All lines in the records below that hold "text" are to be shown.

+-------+

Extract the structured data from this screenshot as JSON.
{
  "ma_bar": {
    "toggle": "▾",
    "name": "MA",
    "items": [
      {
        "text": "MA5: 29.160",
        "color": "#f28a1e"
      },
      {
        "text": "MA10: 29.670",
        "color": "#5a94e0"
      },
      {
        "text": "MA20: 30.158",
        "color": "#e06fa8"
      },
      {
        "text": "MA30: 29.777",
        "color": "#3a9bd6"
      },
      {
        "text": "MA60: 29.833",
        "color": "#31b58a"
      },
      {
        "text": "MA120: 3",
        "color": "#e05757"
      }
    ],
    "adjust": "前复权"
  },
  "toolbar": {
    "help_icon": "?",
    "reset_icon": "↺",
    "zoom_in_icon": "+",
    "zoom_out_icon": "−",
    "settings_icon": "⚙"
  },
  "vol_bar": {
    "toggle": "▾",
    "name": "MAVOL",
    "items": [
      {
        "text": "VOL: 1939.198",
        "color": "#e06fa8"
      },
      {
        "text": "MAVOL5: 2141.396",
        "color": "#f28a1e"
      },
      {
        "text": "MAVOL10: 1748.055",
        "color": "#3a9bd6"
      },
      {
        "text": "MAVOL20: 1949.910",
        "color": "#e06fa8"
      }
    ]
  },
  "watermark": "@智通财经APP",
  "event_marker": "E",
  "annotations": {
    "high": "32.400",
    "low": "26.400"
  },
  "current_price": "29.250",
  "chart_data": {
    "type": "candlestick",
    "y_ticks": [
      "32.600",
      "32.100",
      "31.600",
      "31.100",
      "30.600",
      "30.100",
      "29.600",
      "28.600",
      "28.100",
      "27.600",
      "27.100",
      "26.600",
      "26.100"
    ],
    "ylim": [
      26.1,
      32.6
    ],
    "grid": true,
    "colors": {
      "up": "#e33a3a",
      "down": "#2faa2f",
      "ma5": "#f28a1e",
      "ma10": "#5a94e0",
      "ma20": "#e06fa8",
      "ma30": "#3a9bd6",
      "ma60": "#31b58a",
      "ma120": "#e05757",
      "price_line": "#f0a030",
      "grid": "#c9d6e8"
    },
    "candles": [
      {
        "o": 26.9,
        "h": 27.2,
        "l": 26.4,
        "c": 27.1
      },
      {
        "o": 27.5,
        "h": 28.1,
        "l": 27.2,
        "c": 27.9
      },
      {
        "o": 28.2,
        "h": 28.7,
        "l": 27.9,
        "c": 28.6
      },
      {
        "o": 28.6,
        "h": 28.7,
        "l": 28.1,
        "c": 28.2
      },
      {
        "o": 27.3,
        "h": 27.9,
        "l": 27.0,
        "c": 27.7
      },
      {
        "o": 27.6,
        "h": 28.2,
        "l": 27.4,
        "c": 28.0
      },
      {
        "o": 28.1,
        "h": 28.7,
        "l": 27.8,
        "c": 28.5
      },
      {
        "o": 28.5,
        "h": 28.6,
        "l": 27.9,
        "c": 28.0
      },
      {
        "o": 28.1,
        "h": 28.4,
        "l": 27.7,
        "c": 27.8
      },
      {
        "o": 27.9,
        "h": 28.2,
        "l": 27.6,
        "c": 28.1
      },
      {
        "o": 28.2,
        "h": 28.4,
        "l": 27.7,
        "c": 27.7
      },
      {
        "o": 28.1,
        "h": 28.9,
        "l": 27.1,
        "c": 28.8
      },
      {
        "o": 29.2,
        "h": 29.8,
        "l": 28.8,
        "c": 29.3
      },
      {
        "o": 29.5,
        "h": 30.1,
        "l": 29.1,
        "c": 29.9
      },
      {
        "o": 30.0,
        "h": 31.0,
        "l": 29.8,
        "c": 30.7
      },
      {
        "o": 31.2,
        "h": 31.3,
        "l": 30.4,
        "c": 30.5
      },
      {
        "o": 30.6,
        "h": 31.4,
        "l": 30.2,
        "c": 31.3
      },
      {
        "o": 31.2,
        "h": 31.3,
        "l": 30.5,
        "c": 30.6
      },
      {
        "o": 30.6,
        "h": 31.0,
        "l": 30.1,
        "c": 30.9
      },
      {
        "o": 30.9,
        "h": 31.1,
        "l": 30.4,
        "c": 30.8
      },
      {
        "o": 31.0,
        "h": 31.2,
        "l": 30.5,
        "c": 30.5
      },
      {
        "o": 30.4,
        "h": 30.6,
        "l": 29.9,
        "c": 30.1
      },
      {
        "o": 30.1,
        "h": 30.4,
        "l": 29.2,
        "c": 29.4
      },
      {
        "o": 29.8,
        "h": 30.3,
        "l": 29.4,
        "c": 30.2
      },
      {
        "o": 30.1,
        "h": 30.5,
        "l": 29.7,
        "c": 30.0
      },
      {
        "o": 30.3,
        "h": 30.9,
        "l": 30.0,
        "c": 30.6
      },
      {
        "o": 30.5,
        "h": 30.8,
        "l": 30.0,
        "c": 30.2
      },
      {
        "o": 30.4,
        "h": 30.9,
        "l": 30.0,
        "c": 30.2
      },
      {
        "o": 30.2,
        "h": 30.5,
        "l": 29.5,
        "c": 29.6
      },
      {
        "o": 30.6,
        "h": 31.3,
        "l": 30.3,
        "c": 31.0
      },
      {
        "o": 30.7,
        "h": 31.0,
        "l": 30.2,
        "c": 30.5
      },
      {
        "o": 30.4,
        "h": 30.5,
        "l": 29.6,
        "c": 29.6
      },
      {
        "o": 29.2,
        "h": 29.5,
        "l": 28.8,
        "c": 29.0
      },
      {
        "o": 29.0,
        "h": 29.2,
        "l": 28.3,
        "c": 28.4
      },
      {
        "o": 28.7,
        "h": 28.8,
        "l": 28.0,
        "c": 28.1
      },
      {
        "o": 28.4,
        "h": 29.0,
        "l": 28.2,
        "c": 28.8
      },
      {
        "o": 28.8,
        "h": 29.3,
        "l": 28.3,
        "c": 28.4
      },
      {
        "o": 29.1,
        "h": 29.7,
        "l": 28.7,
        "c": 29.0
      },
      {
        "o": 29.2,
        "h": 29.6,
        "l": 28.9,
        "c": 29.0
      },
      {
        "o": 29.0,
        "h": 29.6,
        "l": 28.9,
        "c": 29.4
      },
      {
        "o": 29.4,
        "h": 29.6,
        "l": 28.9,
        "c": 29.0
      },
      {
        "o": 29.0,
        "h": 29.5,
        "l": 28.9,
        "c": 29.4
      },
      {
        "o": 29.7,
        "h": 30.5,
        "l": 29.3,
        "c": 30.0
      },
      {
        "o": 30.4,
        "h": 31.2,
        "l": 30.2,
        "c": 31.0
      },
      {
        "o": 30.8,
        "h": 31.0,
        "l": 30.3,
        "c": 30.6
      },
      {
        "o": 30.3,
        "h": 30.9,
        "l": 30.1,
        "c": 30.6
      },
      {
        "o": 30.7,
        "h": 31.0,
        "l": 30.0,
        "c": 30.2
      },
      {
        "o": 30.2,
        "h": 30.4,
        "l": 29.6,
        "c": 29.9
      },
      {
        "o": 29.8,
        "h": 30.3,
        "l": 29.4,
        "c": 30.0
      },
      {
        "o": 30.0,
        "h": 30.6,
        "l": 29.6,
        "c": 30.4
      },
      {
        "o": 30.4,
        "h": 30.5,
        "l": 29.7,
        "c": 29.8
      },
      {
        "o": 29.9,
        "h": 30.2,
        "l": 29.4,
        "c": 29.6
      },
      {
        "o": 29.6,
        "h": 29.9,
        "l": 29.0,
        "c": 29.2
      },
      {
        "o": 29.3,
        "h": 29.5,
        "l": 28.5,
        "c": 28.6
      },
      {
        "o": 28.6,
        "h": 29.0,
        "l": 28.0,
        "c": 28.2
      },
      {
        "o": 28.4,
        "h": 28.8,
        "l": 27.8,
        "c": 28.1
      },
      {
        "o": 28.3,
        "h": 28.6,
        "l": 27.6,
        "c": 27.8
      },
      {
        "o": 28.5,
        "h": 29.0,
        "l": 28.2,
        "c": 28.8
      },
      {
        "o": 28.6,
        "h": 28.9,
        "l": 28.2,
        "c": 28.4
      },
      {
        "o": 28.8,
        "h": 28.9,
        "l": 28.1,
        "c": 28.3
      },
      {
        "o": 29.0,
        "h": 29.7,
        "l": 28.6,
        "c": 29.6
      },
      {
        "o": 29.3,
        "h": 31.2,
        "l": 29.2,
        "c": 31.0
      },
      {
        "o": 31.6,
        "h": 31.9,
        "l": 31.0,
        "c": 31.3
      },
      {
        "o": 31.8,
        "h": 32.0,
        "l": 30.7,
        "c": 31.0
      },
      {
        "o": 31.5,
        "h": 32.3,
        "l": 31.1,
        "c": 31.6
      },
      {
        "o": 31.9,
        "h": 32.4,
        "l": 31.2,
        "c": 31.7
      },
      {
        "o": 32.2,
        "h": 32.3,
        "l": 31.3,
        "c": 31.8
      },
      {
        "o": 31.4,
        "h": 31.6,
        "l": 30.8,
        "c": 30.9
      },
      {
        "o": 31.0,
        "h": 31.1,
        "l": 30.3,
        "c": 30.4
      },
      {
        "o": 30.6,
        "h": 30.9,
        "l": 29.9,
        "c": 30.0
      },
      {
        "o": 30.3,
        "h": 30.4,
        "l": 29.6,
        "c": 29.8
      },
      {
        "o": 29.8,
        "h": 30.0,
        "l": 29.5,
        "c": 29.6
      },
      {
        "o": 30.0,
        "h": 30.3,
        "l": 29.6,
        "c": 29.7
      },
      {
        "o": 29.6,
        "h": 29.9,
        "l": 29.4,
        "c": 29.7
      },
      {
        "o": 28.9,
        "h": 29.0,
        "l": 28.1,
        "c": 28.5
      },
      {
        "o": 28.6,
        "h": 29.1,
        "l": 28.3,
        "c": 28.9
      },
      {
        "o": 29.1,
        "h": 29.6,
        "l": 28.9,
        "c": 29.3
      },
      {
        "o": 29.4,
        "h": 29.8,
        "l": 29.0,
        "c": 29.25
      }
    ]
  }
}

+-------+

● **WORKED SOLUTION**:
        "text": "MA5: 29.160",
        "text": "MA10: 29.670",
        "text": "MA20: 30.158",
        "text": "MA30: 29.777",
        "text": "MA60: 29.833",
        "text": "MA120: 3",
        "text": "VOL: 1939.198",
        "text": "MAVOL5: 2141.396",
        "text": "MAVOL10: 1748.055",
        "text": "MAVOL20: 1949.910",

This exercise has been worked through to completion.